How Natural Waste Impacts DNA Damage in the Lab

Jenn Hoskins
13th April, 2024

How Natural Waste Impacts DNA Damage in the Lab

Image Source: Natural Science News, 2024

Key Findings

  • Study at Trakya University found natural waste like smoketree leaves and pomegranate peels protect DNA from oxidative damage
  • Identified compounds like gallic acid and ellagic acid in these plants are responsible for their antioxidant effects
  • These findings suggest potential uses in medicine and cosmetics, promoting a sustainable approach by utilizing natural waste products
In recent years, the scientific community has turned its attention to natural products as potential sources of therapeutic agents. A new study from Trakya University[1] has explored the protective properties of natural waste products, specifically extracts from C. coggygria leaves and Punica granatum L. (pomegranate) peels, against oxidative DNA damage—a type of cellular damage that can lead to various diseases, including cancer. Oxidative DNA damage occurs when reactive oxygen species (ROS), such as those produced during the Fenton reaction, attack the DNA molecule. This can result in a specific form of damage known as 8-OH-2'dG, a marker generally used to estimate the extent of oxidative harm to DNA. To counteract this process, the body relies on antioxidants, which can neutralize ROS before they cause harm. The study by Trakya University sought to determine if certain natural waste products could serve as such antioxidants. The researchers focused on two specific plants: the smoketree (C. coggygria) and the pomegranate (Punica granatum L.). Previous research has established the medicinal properties of C. coggygria, including its antioxidative and hepatoprotective effects[2], as well as the high phenolic content of pomegranate peels with their strong antioxidant activities[3][4][5]. Building on this knowledge, the Trakya University study aimed to pinpoint the bioactive compounds within these plant extracts that might protect against oxidative DNA damage. The team employed a method called LC-MS/MS to analyze the extracts and identify the main compounds responsible for their protective effects. They discovered that ethanol extracts from both C. coggygria leaves and pomegranate peels exhibited a significant protective effect on DNA exposed to oxidative stress.

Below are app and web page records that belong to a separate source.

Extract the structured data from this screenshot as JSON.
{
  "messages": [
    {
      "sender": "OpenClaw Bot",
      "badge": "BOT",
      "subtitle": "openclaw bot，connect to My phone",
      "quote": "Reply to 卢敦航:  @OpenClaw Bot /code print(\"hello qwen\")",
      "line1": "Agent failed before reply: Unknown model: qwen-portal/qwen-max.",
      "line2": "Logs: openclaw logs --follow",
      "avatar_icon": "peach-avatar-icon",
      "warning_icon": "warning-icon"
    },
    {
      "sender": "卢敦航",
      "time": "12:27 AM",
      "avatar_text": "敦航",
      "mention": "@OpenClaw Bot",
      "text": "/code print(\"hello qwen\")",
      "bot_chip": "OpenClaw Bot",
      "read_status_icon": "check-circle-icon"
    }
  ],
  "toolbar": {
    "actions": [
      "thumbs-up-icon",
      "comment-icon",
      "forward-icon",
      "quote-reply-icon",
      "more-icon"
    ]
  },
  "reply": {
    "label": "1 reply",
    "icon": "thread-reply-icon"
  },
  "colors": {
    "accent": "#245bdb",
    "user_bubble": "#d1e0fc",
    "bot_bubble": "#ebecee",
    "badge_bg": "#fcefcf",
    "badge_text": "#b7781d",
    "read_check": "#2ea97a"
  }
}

The protective compounds in C. coggygria leaves included gallic acid, protocatechuic acid, myricetin, syringic acid, and ethyl gallate, while those in pomegranate peels were ellagic acid, abscisic acid, ethyl gallate, phlorizin, gallic acid, and myricetin. Gallic acid, in particular, has been identified as a major phenolic compound in previous studies of pomegranate peels[3][4], known for its antioxidant properties. Similarly, ellagic acid, another compound found in the pomegranate peel extracts, has been recognized for its health-promoting effects[5]. The presence of these compounds in both plants suggests a strong potential for their use in preventing oxidative DNA damage. The implications of these findings are significant. By demonstrating that these plant extracts can protect DNA from oxidative damage, the study suggests possible applications in medicine and cosmetics. For instance, these natural extracts could be used to develop new skin care products that protect against environmental stressors or be incorporated into dietary supplements to support the body's natural defense mechanisms. Moreover, the study highlights the value of utilizing natural waste products, contributing to a more sustainable approach in various industries. Instead of discarding pomegranate peels and smoketree leaves as byproducts, they could be harvested for their beneficial compounds, reducing waste and creating value from what would otherwise be discarded. In conclusion, the research from Trakya University offers a promising perspective on the use of natural plant extracts in protecting against oxidative DNA damage. It ties together earlier findings on the antioxidant capacity of C. coggygria and pomegranate peels[2][3][4][5], expanding our understanding of their bioactive compounds and paving the way for potential therapeutic and cosmetic applications. As the search for natural antioxidants continues, studies like this one are crucial in guiding the development of new health-promoting products.



Main Study

1) Effects of natural waste on in vitro oxidative DNA damage.

Published 12th April, 2024

Related Studies

2) Integrating Ethnobotany, Phytochemistry, and Pharmacology of Cotinus coggygria and Toxicodendron vernicifluum: What Predictions can be Made for the European Smoketree?

3) Phenolic Compounds of Pomegranate Byproducts (Outer Skin, Mesocarp, Divider Membrane) and Their Antioxidant Activities.

4) Bioactive compounds of Punica granatum L. wastes by high performance liquid chromatography analysis.

5) Antioxidant Effect of Moroccan Pomegranate (Punica granatum L. Sefri Variety) Extracts Rich in Punicalagin against the Oxidative Stress Process.

Related Articles

An unhandled error has occurred. Reload 🗙